We had the good fortune of connecting with Katalin Ehling and we’ve shared our conversation below.
Hi Katalin, can you walk us through the thought-process of starting your business?
Actually, I never thought of it as a business. I was schooled for two full years in commercial art at the American Academy of art in Chicago. Then for one year, I lived at home and worked nearby at a research center on the campus of the University of Chicago. This to fund my one year trip to live and continue art school in Paris. All came about as planned. After that fabulous year, I returned to Chicago. Because I was broke, I found a well paying full time job on Michigan Avenue. During that time, I met my husband to be. We married in 1966, then moved to Arizona one year later. In tow was our six month old daughter. Once there, I took up drawing and painting on my own. Since we lived close to Phoenix college, I continued night art classes. Friends and neighbors bought my oils of still lives. Next came a trip to San Francisco. We naturally did the museums and galleries. That is where I discovered batik, in a small gallery on Maiden Lane. The art work in the window caught my eye, it was so unusual. My curiosity paid off: that is when and where I discovered batik and got hooked. The two of us clicked and before I knew it, I was creating and selling batiks as fast as I could. It lasted for decades and I never looked at it as my “business”. It was a gift which opened doors for me to many galleries in the southwest and elsewhere, International Batik Conferences in Belgium, Germany, Boston, etc. Since I worked many hours of the day, often ’til midnight, the wax fumes started to affect me. Then I would take weeklong or more breaks and turned to watercolor, original print making (serigraphs and stone lithographs), mixed media, straightforward drawing and autobiographical collages. I did continue to batik but mainly using the less demanding batiks on paper. Now that I am in my 79th year, I can look back and honestly say I never looked at any of these successes as business, but more of a blessing. The best part has been the close connection with my myriad of collectors. The best gift of all has been the long lasting and close friendships of my sisterhood and brotherhood of artists.
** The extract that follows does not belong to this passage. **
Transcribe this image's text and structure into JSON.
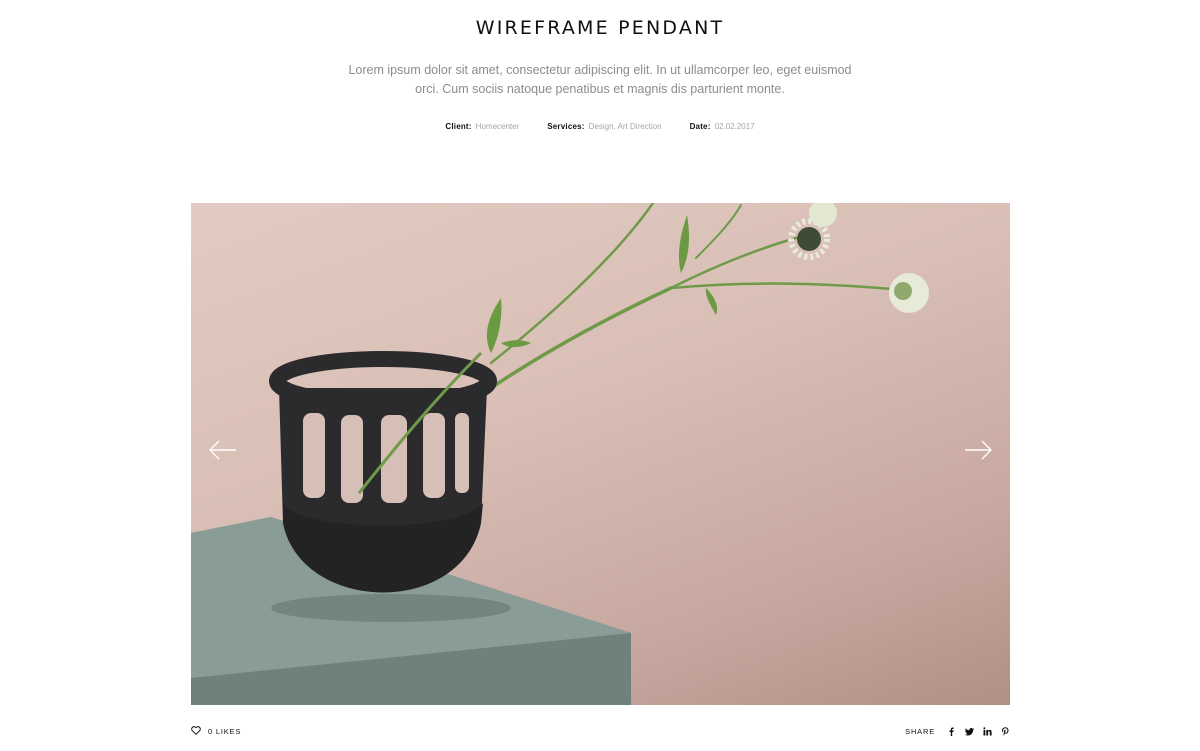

Alright, so let’s move onto what keeps you busy professionally? What sorts of challenges are you facing?
This has more or less been covered by the previous question. Was it easy? Overall: yes. But more of a challenge creating art and being a full time mom. My blessing was that my studio was part of the house and I was always there for the kids. Fortunately, they were and still are quite self sufficient and are extremely creative in their own ways.
Any great local spots you’d like to shoutout?
Depending on the time of the year, hang out in the backyard by the pool. Road trips near and far, sketchbook always at hand, to share the wonders of Arizona. Depending from where they are visiting, we love introducing guests from far and wide to our Southwest cultures and foods. If from overseas, the Grand Canyon, Canyon de Chelly, Monument Valley, Lake Powel, Sedona. For the foods of the southwest, we like to take our European guests to the local ones in the Cave Creek and Carefree surroundings. Without question, the art scene in the Valley is always a must, especially visits to the nearby Musical Instruments Museum, Phoenix Art Museum and the Heard.
The Shoutout series is all about recognizing that our success and where we are in life is at least somewhat thanks to the efforts, support, mentorship, love and encouragement of others. So is there someone that you want to dedicate your shoutout to?
First and foremost, my husband Helmut Ehling. Being a full time engineer, he also became my full time “art boy”. He became an expert framer/packer/shipper. Second, the blessing of two understanding and self sufficient children, who turned turned out to also grow up to be very talented individuals. Then all the galleries who carried my work for decades not only here in Arizona but in many parts of the country. The European batik community really changed my perspective on the possibilities of the art. Finally, nothing could be more special than my Monday morning ART/TALK buddies. We have met weekly almost non-stop since spring of 1997. Two of us started this weeky gathering of local artists, to show and share our works with critiques given when asked, sharing how we make our art, sharing thoughts and ideas, sharing art books, articles, etc.
Other: I am active in FB and somewhat on INSTAGRAM. but I don’t have the links info for either.